As the SWAT team escorted them out of the building, for a brief moment, Urtz thought to himself there was no way the building would be opening the next day. In fact, it would be 32 days before they would be allowed to work there again.
Although the building was shuttered all of December, it didn’t mean the Inland Regional Center could just cease to function. The center has clients in San Bernardino and Riverside counties who rely on their services almost year-round — it’s closed only for major holidays.
By Dec. 7, the duo had worked with the IT department to convert a much smaller case management office in Riverside — which housed about 100 employees — into the business operations for the regional center. It also became the temporary headquarters for operations, and the conference room was turned into a makeshift station for the IT department, which used the space to set up 350 iPads for employees.
“Our staff work with our clients in their homes, in their jobs. For us to be there with them is normal day-to-day business,” he said.
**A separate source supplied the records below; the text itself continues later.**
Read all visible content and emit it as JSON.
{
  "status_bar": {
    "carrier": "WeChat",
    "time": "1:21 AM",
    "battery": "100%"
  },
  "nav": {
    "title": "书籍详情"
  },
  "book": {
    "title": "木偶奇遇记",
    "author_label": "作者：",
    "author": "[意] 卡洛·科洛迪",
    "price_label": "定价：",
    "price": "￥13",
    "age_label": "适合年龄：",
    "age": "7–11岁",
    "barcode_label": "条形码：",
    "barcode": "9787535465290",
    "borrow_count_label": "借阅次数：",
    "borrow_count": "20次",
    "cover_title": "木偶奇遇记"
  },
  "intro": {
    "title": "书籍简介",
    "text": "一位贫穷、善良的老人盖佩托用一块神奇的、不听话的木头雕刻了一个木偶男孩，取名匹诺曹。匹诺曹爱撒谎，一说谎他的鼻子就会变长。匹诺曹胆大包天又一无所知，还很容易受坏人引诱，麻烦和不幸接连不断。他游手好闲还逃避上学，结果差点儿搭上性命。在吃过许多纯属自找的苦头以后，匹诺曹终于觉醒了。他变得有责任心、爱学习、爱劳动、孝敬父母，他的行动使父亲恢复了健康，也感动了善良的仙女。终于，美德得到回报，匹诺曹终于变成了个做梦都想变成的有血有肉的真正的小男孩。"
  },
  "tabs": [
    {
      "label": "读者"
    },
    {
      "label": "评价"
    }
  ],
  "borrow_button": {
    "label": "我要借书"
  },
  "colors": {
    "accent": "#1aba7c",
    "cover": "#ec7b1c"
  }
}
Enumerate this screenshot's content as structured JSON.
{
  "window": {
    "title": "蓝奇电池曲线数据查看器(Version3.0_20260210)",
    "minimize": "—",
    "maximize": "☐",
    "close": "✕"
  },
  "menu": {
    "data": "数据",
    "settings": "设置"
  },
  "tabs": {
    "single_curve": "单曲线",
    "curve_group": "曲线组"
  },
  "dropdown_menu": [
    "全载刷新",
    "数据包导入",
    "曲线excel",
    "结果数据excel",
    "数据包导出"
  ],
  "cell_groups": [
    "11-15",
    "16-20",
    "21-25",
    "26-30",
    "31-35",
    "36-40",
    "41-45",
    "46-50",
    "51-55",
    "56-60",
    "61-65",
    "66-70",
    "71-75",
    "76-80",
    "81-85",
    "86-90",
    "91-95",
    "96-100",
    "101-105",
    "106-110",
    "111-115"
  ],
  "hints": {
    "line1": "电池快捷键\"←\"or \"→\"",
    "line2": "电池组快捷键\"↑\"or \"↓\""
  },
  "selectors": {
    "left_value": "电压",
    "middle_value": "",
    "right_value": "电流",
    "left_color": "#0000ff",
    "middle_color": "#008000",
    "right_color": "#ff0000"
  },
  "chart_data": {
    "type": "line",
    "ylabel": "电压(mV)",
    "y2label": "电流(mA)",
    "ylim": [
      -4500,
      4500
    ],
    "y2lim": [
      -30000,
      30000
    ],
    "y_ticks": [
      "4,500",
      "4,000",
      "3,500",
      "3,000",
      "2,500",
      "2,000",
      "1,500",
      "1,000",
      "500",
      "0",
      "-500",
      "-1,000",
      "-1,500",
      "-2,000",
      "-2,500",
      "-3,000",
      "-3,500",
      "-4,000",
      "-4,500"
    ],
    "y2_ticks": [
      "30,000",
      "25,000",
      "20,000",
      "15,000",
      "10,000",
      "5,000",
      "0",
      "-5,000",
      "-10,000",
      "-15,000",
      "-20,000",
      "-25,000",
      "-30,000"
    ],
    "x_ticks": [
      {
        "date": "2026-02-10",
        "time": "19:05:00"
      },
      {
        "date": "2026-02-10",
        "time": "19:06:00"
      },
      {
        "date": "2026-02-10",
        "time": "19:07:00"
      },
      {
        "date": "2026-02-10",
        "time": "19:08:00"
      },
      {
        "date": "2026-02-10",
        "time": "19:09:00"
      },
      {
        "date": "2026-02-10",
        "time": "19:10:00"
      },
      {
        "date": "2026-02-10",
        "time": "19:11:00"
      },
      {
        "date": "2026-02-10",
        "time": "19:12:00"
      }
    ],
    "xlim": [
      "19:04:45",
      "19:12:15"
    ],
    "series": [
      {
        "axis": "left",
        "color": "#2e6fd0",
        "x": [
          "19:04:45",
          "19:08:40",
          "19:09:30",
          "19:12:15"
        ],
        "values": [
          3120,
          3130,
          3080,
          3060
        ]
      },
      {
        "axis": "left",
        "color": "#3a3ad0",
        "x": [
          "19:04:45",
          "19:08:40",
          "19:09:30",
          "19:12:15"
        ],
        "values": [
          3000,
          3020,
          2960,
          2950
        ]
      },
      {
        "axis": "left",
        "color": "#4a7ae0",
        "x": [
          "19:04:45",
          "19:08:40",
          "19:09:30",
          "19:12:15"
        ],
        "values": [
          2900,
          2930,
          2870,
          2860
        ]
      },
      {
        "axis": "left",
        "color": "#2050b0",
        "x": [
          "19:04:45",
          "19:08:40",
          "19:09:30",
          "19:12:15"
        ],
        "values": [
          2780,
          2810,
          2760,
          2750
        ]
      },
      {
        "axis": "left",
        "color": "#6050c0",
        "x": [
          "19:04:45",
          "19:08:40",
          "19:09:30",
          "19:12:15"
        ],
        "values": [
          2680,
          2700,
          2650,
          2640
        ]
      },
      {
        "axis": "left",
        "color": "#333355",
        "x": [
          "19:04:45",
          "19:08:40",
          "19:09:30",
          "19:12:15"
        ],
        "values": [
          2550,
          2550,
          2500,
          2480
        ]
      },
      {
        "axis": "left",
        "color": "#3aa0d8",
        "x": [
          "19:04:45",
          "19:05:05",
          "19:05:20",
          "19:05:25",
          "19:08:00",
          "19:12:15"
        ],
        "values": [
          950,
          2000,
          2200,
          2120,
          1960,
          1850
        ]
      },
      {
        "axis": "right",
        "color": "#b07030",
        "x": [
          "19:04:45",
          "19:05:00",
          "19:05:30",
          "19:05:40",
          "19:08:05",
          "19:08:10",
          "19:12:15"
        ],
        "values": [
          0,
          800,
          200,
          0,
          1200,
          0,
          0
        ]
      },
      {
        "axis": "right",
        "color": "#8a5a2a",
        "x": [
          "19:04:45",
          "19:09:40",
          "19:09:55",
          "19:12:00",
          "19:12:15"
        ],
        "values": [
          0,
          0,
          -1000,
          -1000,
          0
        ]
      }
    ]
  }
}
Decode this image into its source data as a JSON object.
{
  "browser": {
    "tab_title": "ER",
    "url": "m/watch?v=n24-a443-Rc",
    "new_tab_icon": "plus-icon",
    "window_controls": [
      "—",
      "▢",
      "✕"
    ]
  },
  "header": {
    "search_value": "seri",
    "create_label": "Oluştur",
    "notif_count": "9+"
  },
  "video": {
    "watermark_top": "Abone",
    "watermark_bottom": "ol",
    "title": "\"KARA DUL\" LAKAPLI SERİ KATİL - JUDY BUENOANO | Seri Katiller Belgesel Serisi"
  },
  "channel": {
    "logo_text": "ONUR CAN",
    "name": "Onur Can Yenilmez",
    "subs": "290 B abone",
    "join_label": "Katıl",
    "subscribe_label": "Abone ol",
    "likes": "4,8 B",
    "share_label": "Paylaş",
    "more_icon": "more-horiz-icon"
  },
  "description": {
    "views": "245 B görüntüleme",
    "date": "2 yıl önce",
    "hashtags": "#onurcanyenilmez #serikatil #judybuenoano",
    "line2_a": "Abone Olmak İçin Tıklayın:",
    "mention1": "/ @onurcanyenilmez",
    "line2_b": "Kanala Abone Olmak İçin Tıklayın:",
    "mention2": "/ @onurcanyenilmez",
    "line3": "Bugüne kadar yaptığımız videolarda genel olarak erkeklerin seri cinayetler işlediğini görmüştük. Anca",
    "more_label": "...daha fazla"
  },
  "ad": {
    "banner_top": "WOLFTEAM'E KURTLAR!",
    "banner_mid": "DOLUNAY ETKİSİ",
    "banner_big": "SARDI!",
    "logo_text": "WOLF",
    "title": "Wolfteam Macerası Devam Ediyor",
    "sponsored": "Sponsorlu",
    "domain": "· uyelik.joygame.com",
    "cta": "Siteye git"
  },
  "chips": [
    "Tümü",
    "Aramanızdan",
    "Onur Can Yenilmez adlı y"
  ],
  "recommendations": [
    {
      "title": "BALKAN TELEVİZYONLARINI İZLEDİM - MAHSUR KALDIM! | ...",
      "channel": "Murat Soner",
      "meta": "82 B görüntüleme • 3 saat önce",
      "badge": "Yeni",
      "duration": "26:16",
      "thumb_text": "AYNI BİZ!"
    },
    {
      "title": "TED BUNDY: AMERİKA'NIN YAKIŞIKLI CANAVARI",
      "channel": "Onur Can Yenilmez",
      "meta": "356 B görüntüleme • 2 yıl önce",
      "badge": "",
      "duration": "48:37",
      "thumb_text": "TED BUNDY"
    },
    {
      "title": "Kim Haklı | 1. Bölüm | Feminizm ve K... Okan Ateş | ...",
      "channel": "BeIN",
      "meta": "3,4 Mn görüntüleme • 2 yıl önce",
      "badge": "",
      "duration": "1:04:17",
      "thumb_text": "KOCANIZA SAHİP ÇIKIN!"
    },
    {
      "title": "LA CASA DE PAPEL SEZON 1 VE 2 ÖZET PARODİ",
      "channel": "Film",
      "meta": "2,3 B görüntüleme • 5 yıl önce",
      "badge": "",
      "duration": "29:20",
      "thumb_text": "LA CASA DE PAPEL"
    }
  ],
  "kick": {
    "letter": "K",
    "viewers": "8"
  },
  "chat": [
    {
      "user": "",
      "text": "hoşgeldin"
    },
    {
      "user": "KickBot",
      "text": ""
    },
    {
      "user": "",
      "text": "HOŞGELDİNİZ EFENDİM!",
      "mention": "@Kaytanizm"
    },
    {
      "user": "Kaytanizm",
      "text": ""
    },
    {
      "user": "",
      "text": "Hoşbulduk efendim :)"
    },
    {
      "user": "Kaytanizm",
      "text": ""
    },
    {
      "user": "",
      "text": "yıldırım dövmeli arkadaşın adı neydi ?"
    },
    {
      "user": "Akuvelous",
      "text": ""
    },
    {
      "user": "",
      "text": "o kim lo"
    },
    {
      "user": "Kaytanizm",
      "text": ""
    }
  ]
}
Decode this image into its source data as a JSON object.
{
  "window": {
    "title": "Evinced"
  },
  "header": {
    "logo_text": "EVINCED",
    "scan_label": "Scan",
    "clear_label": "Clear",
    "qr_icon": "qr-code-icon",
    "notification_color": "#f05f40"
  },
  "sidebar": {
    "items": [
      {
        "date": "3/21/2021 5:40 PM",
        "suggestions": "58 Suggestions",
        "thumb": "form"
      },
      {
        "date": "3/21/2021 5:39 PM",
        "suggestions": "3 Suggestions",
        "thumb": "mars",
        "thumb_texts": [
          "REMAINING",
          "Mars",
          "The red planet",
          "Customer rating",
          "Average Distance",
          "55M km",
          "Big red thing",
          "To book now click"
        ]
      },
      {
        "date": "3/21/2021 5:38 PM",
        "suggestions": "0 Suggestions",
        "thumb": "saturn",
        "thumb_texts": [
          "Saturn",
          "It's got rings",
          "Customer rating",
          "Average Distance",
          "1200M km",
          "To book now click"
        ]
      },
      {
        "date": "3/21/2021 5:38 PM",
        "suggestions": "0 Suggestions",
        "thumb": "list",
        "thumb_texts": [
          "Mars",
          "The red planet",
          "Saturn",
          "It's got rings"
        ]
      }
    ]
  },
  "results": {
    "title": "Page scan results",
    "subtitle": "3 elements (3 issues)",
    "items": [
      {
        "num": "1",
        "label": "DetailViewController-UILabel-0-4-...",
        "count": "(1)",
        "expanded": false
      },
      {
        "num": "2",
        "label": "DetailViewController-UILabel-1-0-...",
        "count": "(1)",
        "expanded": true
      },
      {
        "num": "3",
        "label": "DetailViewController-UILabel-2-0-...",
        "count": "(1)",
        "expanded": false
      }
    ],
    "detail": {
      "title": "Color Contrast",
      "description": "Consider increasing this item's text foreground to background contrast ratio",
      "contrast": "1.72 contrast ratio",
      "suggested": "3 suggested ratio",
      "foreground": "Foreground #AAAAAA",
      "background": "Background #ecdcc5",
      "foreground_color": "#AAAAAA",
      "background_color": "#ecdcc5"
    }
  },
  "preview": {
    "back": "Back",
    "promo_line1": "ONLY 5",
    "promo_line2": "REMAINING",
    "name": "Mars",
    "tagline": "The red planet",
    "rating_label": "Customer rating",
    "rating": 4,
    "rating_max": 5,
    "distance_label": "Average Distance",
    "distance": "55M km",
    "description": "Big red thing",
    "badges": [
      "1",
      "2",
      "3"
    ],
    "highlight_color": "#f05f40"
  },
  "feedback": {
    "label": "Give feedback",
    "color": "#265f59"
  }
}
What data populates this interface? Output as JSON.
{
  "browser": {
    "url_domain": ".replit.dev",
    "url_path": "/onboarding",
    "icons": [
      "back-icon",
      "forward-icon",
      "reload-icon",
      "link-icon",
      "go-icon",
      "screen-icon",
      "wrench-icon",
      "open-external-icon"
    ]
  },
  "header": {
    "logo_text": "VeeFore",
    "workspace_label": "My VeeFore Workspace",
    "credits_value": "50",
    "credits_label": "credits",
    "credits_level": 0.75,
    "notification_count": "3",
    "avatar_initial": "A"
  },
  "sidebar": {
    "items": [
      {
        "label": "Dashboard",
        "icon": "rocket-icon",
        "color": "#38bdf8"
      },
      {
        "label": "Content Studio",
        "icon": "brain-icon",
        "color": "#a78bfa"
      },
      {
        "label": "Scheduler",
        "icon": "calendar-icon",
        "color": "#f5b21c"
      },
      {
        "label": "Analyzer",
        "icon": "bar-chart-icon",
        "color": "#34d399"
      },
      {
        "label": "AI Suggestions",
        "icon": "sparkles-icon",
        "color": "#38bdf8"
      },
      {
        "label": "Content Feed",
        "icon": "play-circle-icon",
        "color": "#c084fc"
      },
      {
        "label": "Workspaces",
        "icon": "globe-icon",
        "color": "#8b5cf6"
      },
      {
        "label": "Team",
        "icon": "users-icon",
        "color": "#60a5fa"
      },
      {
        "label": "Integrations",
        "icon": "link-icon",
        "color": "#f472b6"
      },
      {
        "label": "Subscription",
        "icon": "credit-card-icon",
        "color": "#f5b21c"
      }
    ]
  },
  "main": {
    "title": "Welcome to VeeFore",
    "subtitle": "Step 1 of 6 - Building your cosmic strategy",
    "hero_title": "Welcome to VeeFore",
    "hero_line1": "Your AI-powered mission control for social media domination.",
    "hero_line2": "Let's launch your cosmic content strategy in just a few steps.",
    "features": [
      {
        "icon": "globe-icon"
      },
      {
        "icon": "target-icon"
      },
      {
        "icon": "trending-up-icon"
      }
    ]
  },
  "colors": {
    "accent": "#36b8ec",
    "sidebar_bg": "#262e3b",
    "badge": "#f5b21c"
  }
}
But they would return to the main San Bernardino center to file the necessary paperwork. With the building inaccessible, the regional center was forced to quickly deploy iPads so they could input their notes. Luckily, about 150 employees were already participating in the pilot program to work remotely, Urtz said.
That meant bringing together small groups to the Norton Regional Events Center in San Bernardino to train them how to use the system, which allowed them to continue to do their fieldwork, he said.
On Dec. 10, only eight days after the attack, staff were allowed to return to the regional center in groups to retrieve their personal belongings. Most pressing on Urtz’s mind was how the staff would handle that first visit.
“They were apprehensive that day,” he said.
Protecting staff and clients
On the day the regional center reopened, Jan. 4, the duo conducted media interviews outside a chain-link fence covered in green mesh as employees and clients were greeted by a new security checkpoint.
“We provide services to people with developmental disabilities, and we don’t want to have a lot of people watching,” Urtz said. “They’re anxious enough and not having to be dealing with photographers.”
In the beginning, the site became a place where national media outlets set up and some members of the public came to gawk, while others paid tribute.
“We were kind of hoping the news would go away,” Urtz said with a nervous laugh.
Both Johnson and Urtz compared that initial visit in December to that first day.
“When they came back on the fourth, their expressions were much happier,” he said. Many told him and Johnson how happy they were to see their co-workers.
But there were noticeable differences, the most obvious the fence and new security measures.
Some of those procedures have since been scaled back and will continue to change as the directors see fit. Johnson said they are not going to put a deadline on anything just yet.
“We’re just being patient with all of this, because everybody is adjusting at a different time frame. We don’t want to rush things,” Urtz said.
Even the neighbors’ feelings are considered now when the center practices drills.
On the day of the shooting, the fire alarms were very loud, a “destructive” noise, as Urtz described them, followed by strobe lights.
The center has conducted two fire drills since reopening seven months ago. They waited about two to three months to even conduct a drill.
But now it is their practice to warn the neighboring business offices and homes and law enforcement.
“We wanted to make sure the next time that happened the people were ready for it,” Urtz said.
Counseling services were made available on-site for the first few months when employees returned. They also were available in December but off-site. Counseling wasn’t mandatory, but Urtz estimates 200 employees took them up on the offer.
That was scaled back in April, Johnson and Urtz said.
Other services included three pet therapy sessions, one as recent as late May, which included a visit from miniature horses.
“We’d love to go back to normal, and we’re heading in the direction, but we’re talking to see if everyone has adjusted. They seem to have adjusted very well,” Urtz said.